Bernie is the elderly lunatic that the Democratic Youth found so fascinating in 2016.

It would seem that these two have all of the Democratic demographic bases covered.

The media, however, are still in the game. They are also an integral part of the Democratic Party machine. They have two potential candidates who they practically manufactured out of nothing and they want one or both to make a serious run.

It would appear that the most successful Democrat of the 21st century is interested in them as well:

The biggest claim to fame for both Gillum and O'Rourke is that they lost races which allowed the MSM to portray them as moral victors. The old guys may have had real success in national politics, but these two have tingles running up and down every leg at MSNBC.

The media tried to will Hillary Clinton to victory in 2016 and failed miserably. They're achy for a comeback victory. One should not underestimate the amount of effort that they will put into getting one of their handcrafted vanity projects a win.

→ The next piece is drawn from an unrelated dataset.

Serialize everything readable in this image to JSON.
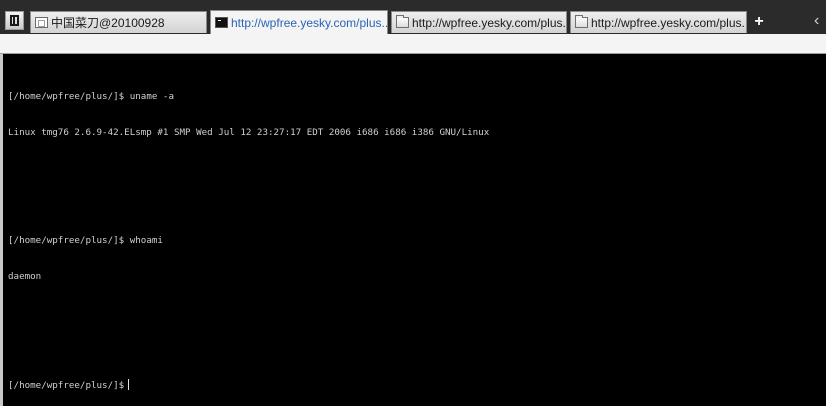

O'Rourke was the bigger loser of the two, but he was a money magnet in the midterms and is seemingly the more viable national candidate of the two.

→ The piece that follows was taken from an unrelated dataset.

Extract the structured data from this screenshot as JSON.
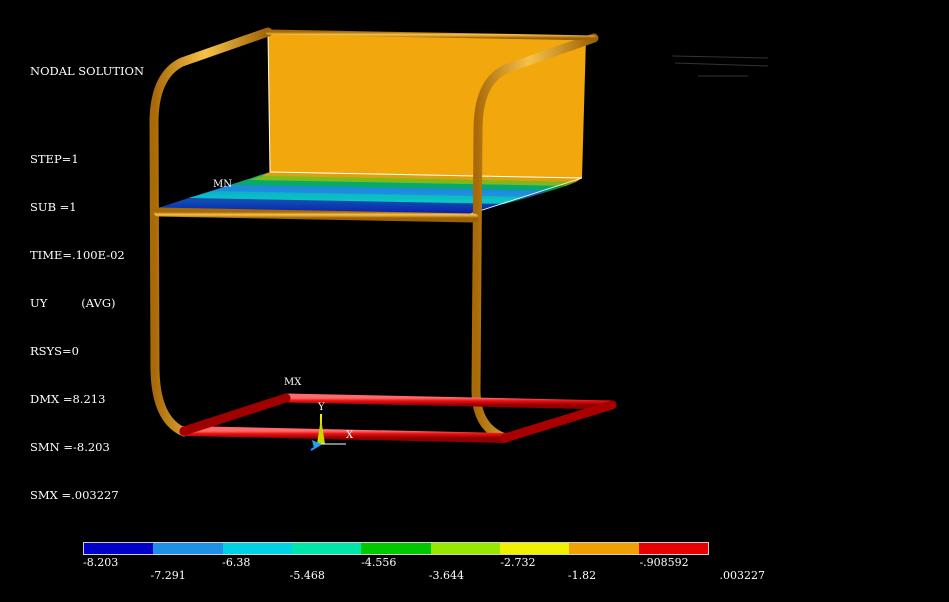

These four have been getting the heaviest media attention that past couple of weeks, but there are still a lot of names in the mix, even though the list has begun to pare itself down.

The "young vs old" battle is real, and may end up being spectacular. Jimmy Kimmel recently got in a few barbs about the Democratic front runners' lack of youth.

While it will play out against the backdrop of age and youth, the real battle for the Democrats will probably be among the progressives.

Almost all of the young bloods fancy themselves progressive. It was, and to a large extent still is, Bernie Sanders who energized the progressive wing of the Democratic Party. No doubt Elizabeth Warren would disagree with that, but she's running out of steam so quickly that even The Boston Globe is turning on her.

Assuming that Biden gets all of the old money if he runs, the real cannibalization will be the fight over the progressive piece of the pie. Sanders knows how to energize a crowd, and many of those who were devoted to him are still angry that the Democratic primary system was largely rigged against him. Their affections may not be so easily turned away from him just because CNN tells them that Beto is prettier.

Whichever progressive turns out to be Biden's biggest primary threat, he or she will have to confront the reality that Wall St. money likes to spread around to both parties in a presidential election. The anti-corporate, anti-Wall St. rhetoric may get the kids frothing at #resistance rallies, but it can make for some deep-pocketed enemies that are difficult to combat during a general election.

Trump most likely did somewhat benefit from the size of the Republican field in 2016. In 2020 he may very well benefit from the size of the Democratic field.